The history of HBCUs is also widely overlooked. Judith Vaughn, Hampton University graduate, recalls a story of her mother’s educational experience, “…my mother, a 1941 graduate of HBCU Morgan State University was legally prohibited to attend the University of Virginia…The Commonwealth of Virginia paid her tuition to commute to New York City to attend New York University of Education, Health, Nursing and Arts Professionals where she graduated with her Masters in 1948.  Not unlike many Black professionals in the state of Virginia in the 1940s who had to go out of state to earn a Master’s or Doctorate degree or attend medical school.”

HBCUs offer a place of community for Black students with people who share similar experiences and offer a sense of belonging that a non-HBCU may not be able to give them. Bennett said, “So the thing I love about HBCUs is that you have a voice and you genuinely feel that your voice, thoughts, and ideas matter. You aren’t drowned out by a majority culture that sometimes can be dismissive of the Black experience.”

If students of color are to thrive, they have to be able to feel confident enough to learn and speak up, while also not being afraid of sharing their experiences and intellect. As Ali Jenkins, FAMU graduate, said, “[It] provides a brief moment in time when [students of color] won’t feel like a minority or an outcast.” 

By Emily Milton.

While providing the essence of belonging, HBCUs also offer numerous personal benefits for students. Morris said, “Data shows an impact in higher graduation rates. [There are] smaller classroom sizes, a greater mental health stability…it’s a big deal”

Vaughn said, “…students experience a sense of pride, self-esteem, purpose, options for Black & African class subjects, more professors of color…” 

Not being the only Black student in a room also gives students a chance to know they aren’t the only one that genuinely wants to learn. “For me, I went to a mostly white high school and I was enrolled in AP [Advanced Placement] and advanced classes and was often the only black person in the room…I used to wonder if there were other Black students like me. So it was really wonderful to see so many other equally talented Black students in college. It felt good!” Bennett said. 

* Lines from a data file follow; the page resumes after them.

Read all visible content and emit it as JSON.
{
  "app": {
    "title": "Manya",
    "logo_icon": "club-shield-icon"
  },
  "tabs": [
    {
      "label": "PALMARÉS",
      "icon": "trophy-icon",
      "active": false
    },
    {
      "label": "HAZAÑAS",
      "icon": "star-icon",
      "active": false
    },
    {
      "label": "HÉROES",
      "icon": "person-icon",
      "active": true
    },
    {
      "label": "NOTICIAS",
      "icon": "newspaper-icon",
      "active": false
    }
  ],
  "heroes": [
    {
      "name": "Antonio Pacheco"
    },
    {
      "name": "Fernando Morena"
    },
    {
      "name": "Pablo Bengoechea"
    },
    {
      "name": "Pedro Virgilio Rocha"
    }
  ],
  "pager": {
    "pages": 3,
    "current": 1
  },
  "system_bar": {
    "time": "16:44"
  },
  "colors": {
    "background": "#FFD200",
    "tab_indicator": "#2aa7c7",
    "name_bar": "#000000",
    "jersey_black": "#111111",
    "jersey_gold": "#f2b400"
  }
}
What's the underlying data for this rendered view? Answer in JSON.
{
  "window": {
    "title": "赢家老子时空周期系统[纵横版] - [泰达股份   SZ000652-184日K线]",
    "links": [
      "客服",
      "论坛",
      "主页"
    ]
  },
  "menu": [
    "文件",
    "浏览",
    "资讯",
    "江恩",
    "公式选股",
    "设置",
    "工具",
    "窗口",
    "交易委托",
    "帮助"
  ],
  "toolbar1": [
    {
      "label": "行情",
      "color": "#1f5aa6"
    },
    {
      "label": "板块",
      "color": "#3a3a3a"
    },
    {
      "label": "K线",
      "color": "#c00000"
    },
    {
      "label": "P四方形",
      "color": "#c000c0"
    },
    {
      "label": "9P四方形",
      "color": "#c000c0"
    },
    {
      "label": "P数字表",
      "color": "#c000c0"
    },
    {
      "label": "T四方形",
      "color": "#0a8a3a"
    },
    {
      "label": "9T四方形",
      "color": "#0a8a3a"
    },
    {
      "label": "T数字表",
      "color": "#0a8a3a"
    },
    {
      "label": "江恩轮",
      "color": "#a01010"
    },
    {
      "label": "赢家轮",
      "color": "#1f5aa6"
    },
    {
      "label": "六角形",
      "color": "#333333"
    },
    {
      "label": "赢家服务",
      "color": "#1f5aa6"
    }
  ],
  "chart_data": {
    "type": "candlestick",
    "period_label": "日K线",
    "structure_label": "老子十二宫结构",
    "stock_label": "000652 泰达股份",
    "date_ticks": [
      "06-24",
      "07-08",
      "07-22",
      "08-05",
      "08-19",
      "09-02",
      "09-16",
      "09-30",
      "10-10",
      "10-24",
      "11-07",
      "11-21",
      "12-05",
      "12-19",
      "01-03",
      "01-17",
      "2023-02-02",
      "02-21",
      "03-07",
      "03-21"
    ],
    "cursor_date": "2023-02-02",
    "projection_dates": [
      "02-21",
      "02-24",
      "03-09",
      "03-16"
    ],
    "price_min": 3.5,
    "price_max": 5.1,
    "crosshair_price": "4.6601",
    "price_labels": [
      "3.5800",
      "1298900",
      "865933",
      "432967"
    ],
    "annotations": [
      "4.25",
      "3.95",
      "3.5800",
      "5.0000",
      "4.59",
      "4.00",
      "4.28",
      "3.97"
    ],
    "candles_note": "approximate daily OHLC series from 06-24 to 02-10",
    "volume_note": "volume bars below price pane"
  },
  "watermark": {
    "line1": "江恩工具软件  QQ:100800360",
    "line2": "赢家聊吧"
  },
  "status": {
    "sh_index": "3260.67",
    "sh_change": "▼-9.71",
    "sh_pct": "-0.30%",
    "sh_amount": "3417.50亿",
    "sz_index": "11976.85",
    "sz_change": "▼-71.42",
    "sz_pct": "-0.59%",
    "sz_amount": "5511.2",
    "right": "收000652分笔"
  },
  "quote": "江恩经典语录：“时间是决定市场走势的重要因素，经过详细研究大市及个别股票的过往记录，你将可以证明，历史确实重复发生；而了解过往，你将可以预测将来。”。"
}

Students of color historically have a lower graduation rate and lower college track rate. Jenkins said, “[Black students] are not expected to attend college and are not shown how to properly apply for college or shown what colleges are looking for in an application.”

Judith Vaughn, Hampton University graduate, said, “Students of color have almost always been at a disadvantage when it comes to equity, but the inequities have gotten more acute after the pandemic. 

Morris, who has helped students at ACHS complete college applications since before the pandemic, said “As of 2021, after COVID-19, yes [Black students are disadvantaged in the college application process]. There has been a reduction in applications for FAFSA…[Black students] are not at a complete disadvantage, because they are not always college-going… but I have seen that data, so yes, [Black students are disadvantaged].”

Black students are in the majority at HBCUs, but they are not exclusively for Black people. HBCUs have opened to be more open for all communities and encourage different experiences of different races to be shared and explored. In this generation, which is filled with new ideas and changing mindsets, it is even more critical for diversity in every aspect to be explored.  FAMU graduate Njeri Gichia said, “For those non-Black students that are brave enough to attend an HBCU, I think they can learn a lot about culture and improve their diversity experience.” 

When asked why they chose a HBCU over a non-HBCU, Gichia and Bennett both respond that the scholarship opportunities offered by their HBCU were their deciding factor. Gichia said, “Because I was going to be able to go to school for free, I chose FAMU over Harvard. I also chose FAMU because I grew up in a predominantly white neighborhood and didn’t really know what it meant to be ‘Black’ since I grew up half African. It was definitely the right decision.” 

Emily Milton (she/her) is a junior at ACHS and a first year writer at Theogony. Her favorite subjects (other than journalism) are science and history. In her free time she likes to read, write, and spend time with my friends and family.